───── MATERIAL TO PROCESS

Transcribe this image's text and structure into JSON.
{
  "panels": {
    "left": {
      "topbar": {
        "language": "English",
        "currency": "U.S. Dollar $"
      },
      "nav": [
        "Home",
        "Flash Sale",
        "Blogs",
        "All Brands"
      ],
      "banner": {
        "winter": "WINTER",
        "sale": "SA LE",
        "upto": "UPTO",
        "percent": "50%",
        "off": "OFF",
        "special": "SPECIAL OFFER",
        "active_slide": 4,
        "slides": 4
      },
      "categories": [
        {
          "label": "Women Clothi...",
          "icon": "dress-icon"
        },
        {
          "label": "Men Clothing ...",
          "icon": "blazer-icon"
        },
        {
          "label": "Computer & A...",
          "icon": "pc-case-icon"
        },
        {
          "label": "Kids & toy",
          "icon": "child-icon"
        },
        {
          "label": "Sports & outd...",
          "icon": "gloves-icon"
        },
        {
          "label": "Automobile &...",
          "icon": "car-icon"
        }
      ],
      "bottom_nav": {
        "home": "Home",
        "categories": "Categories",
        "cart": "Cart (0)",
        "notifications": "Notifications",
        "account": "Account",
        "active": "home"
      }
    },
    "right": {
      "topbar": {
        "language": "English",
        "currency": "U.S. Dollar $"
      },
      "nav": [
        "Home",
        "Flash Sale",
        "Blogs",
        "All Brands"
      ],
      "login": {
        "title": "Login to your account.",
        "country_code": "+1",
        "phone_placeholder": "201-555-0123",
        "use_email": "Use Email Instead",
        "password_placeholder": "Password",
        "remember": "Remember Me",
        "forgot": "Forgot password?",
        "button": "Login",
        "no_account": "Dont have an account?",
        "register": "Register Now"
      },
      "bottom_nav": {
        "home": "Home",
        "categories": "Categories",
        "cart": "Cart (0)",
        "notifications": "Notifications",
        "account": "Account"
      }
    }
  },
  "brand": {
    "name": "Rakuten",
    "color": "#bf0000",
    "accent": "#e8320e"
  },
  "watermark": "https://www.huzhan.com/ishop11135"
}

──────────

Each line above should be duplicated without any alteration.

Transcribe this image's text and structure into JSON.
{
  "panels": {
    "left": {
      "topbar": {
        "language": "English",
        "currency": "U.S. Dollar $"
      },
      "nav": [
        "Home",
        "Flash Sale",
        "Blogs",
        "All Brands"
      ],
      "banner": {
        "winter": "WINTER",
        "sale": "SA LE",
        "upto": "UPTO",
        "percent": "50%",
        "off": "OFF",
        "special": "SPECIAL OFFER",
        "active_slide": 4,
        "slides": 4
      },
      "categories": [
        {
          "label": "Women Clothi...",
          "icon": "dress-icon"
        },
        {
          "label": "Men Clothing ...",
          "icon": "blazer-icon"
        },
        {
          "label": "Computer & A...",
          "icon": "pc-case-icon"
        },
        {
          "label": "Kids & toy",
          "icon": "child-icon"
        },
        {
          "label": "Sports & outd...",
          "icon": "gloves-icon"
        },
        {
          "label": "Automobile &...",
          "icon": "car-icon"
        }
      ],
      "bottom_nav": {
        "home": "Home",
        "categories": "Categories",
        "cart": "Cart (0)",
        "notifications": "Notifications",
        "account": "Account",
        "active": "home"
      }
    },
    "right": {
      "topbar": {
        "language": "English",
        "currency": "U.S. Dollar $"
      },
      "nav": [
        "Home",
        "Flash Sale",
        "Blogs",
        "All Brands"
      ],
      "login": {
        "title": "Login to your account.",
        "country_code": "+1",
        "phone_placeholder": "201-555-0123",
        "use_email": "Use Email Instead",
        "password_placeholder": "Password",
        "remember": "Remember Me",
        "forgot": "Forgot password?",
        "button": "Login",
        "no_account": "Dont have an account?",
        "register": "Register Now"
      },
      "bottom_nav": {
        "home": "Home",
        "categories": "Categories",
        "cart": "Cart (0)",
        "notifications": "Notifications",
        "account": "Account"
      }
    }
  },
  "brand": {
    "name": "Rakuten",
    "color": "#bf0000",
    "accent": "#e8320e"
  },
  "watermark": "https://www.huzhan.com/ishop11135"
}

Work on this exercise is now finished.